> **What the exercise asks**
The listing is to be printed word for word, pictures omitted.
(Data under study begins)
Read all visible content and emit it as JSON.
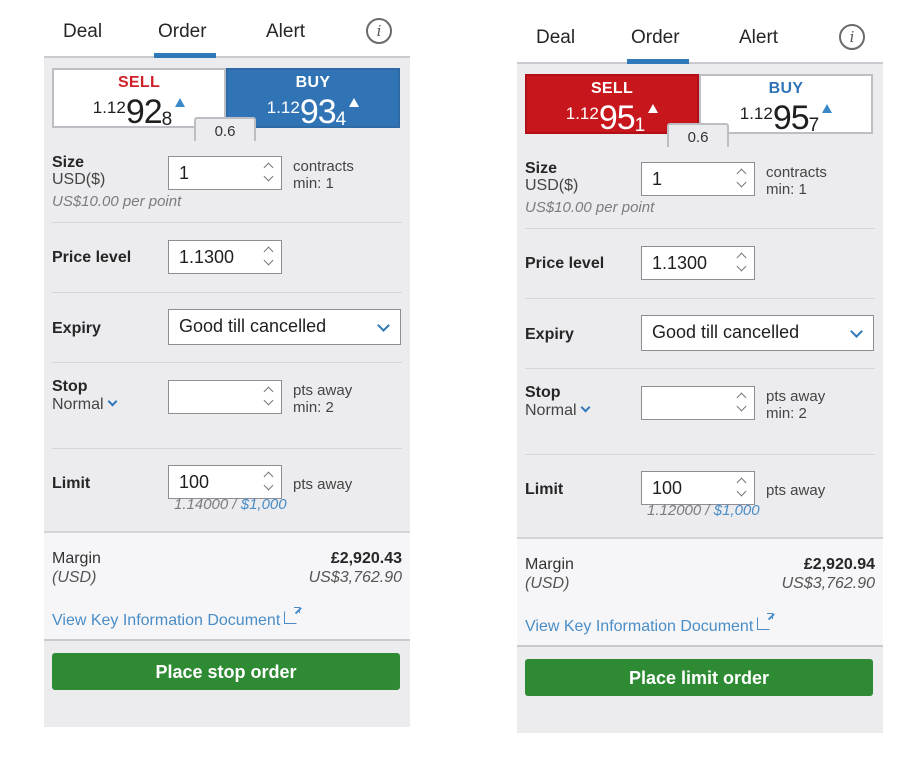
{
  "tickets": [
    {
      "tabs": [
        {
          "label": "Deal"
        },
        {
          "label": "Order"
        },
        {
          "label": "Alert"
        }
      ],
      "active_tab": "Order",
      "info_icon": "info-icon",
      "sell": {
        "label": "SELL",
        "prefix": "1.12",
        "big": "92",
        "pip": "8",
        "direction": "up",
        "selected": false
      },
      "buy": {
        "label": "BUY",
        "prefix": "1.12",
        "big": "93",
        "pip": "4",
        "direction": "up",
        "selected": true
      },
      "spread": "0.6",
      "size": {
        "label": "Size",
        "currency": "USD($)",
        "value": "1",
        "unit": "contracts",
        "min": "min: 1",
        "per_point": "US$10.00 per point"
      },
      "price_level": {
        "label": "Price level",
        "value": "1.1300"
      },
      "expiry": {
        "label": "Expiry",
        "value": "Good till cancelled"
      },
      "stop": {
        "label": "Stop",
        "type": "Normal",
        "value": "",
        "unit": "pts away",
        "min": "min: 2"
      },
      "limit": {
        "label": "Limit",
        "value": "100",
        "unit": "pts away",
        "level": "1.14000 /",
        "amount": "$1,000"
      },
      "margin": {
        "label": "Margin",
        "currency": "(USD)",
        "gbp": "£2,920.43",
        "usd": "US$3,762.90"
      },
      "kid_link": "View Key Information Document",
      "place_button": "Place stop order"
    },
    {
      "tabs": [
        {
          "label": "Deal"
        },
        {
          "label": "Order"
        },
        {
          "label": "Alert"
        }
      ],
      "active_tab": "Order",
      "info_icon": "info-icon",
      "sell": {
        "label": "SELL",
        "prefix": "1.12",
        "big": "95",
        "pip": "1",
        "direction": "up",
        "selected": true
      },
      "buy": {
        "label": "BUY",
        "prefix": "1.12",
        "big": "95",
        "pip": "7",
        "direction": "up",
        "selected": false
      },
      "spread": "0.6",
      "size": {
        "label": "Size",
        "currency": "USD($)",
        "value": "1",
        "unit": "contracts",
        "min": "min: 1",
        "per_point": "US$10.00 per point"
      },
      "price_level": {
        "label": "Price level",
        "value": "1.1300"
      },
      "expiry": {
        "label": "Expiry",
        "value": "Good till cancelled"
      },
      "stop": {
        "label": "Stop",
        "type": "Normal",
        "value": "",
        "unit": "pts away",
        "min": "min: 2"
      },
      "limit": {
        "label": "Limit",
        "value": "100",
        "unit": "pts away",
        "level": "1.12000 /",
        "amount": "$1,000"
      },
      "margin": {
        "label": "Margin",
        "currency": "(USD)",
        "gbp": "£2,920.94",
        "usd": "US$3,762.90"
      },
      "kid_link": "View Key Information Document",
      "place_button": "Place limit order"
    }
  ],
  "colors": {
    "buy_blue": "#3174b6",
    "sell_red": "#c8161d",
    "place_green": "#2e8b33",
    "link_blue": "#4a8dc6",
    "tab_underline": "#2f78b9"
  }
}
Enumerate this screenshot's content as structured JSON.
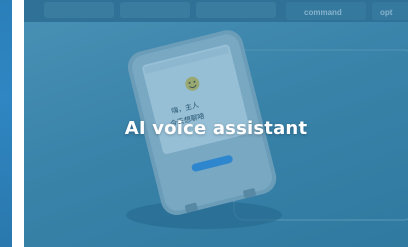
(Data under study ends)
> **Your response**
Read all visible content and emit it as JSON.
{
  "tickets": [
    {
      "tabs": [
        {
          "label": "Deal"
        },
        {
          "label": "Order"
        },
        {
          "label": "Alert"
        }
      ],
      "active_tab": "Order",
      "info_icon": "info-icon",
      "sell": {
        "label": "SELL",
        "prefix": "1.12",
        "big": "92",
        "pip": "8",
        "direction": "up",
        "selected": false
      },
      "buy": {
        "label": "BUY",
        "prefix": "1.12",
        "big": "93",
        "pip": "4",
        "direction": "up",
        "selected": true
      },
      "spread": "0.6",
      "size": {
        "label": "Size",
        "currency": "USD($)",
        "value": "1",
        "unit": "contracts",
        "min": "min: 1",
        "per_point": "US$10.00 per point"
      },
      "price_level": {
        "label": "Price level",
        "value": "1.1300"
      },
      "expiry": {
        "label": "Expiry",
        "value": "Good till cancelled"
      },
      "stop": {
        "label": "Stop",
        "type": "Normal",
        "value": "",
        "unit": "pts away",
        "min": "min: 2"
      },
      "limit": {
        "label": "Limit",
        "value": "100",
        "unit": "pts away",
        "level": "1.14000 /",
        "amount": "$1,000"
      },
      "margin": {
        "label": "Margin",
        "currency": "(USD)",
        "gbp": "£2,920.43",
        "usd": "US$3,762.90"
      },
      "kid_link": "View Key Information Document",
      "place_button": "Place stop order"
    },
    {
      "tabs": [
        {
          "label": "Deal"
        },
        {
          "label": "Order"
        },
        {
          "label": "Alert"
        }
      ],
      "active_tab": "Order",
      "info_icon": "info-icon",
      "sell": {
        "label": "SELL",
        "prefix": "1.12",
        "big": "95",
        "pip": "1",
        "direction": "up",
        "selected": true
      },
      "buy": {
        "label": "BUY",
        "prefix": "1.12",
        "big": "95",
        "pip": "7",
        "direction": "up",
        "selected": false
      },
      "spread": "0.6",
      "size": {
        "label": "Size",
        "currency": "USD($)",
        "value": "1",
        "unit": "contracts",
        "min": "min: 1",
        "per_point": "US$10.00 per point"
      },
      "price_level": {
        "label": "Price level",
        "value": "1.1300"
      },
      "expiry": {
        "label": "Expiry",
        "value": "Good till cancelled"
      },
      "stop": {
        "label": "Stop",
        "type": "Normal",
        "value": "",
        "unit": "pts away",
        "min": "min: 2"
      },
      "limit": {
        "label": "Limit",
        "value": "100",
        "unit": "pts away",
        "level": "1.12000 /",
        "amount": "$1,000"
      },
      "margin": {
        "label": "Margin",
        "currency": "(USD)",
        "gbp": "£2,920.94",
        "usd": "US$3,762.90"
      },
      "kid_link": "View Key Information Document",
      "place_button": "Place limit order"
    }
  ],
  "colors": {
    "buy_blue": "#3174b6",
    "sell_red": "#c8161d",
    "place_green": "#2e8b33",
    "link_blue": "#4a8dc6",
    "tab_underline": "#2f78b9"
  }
}
Enumerate this screenshot's content as structured JSON.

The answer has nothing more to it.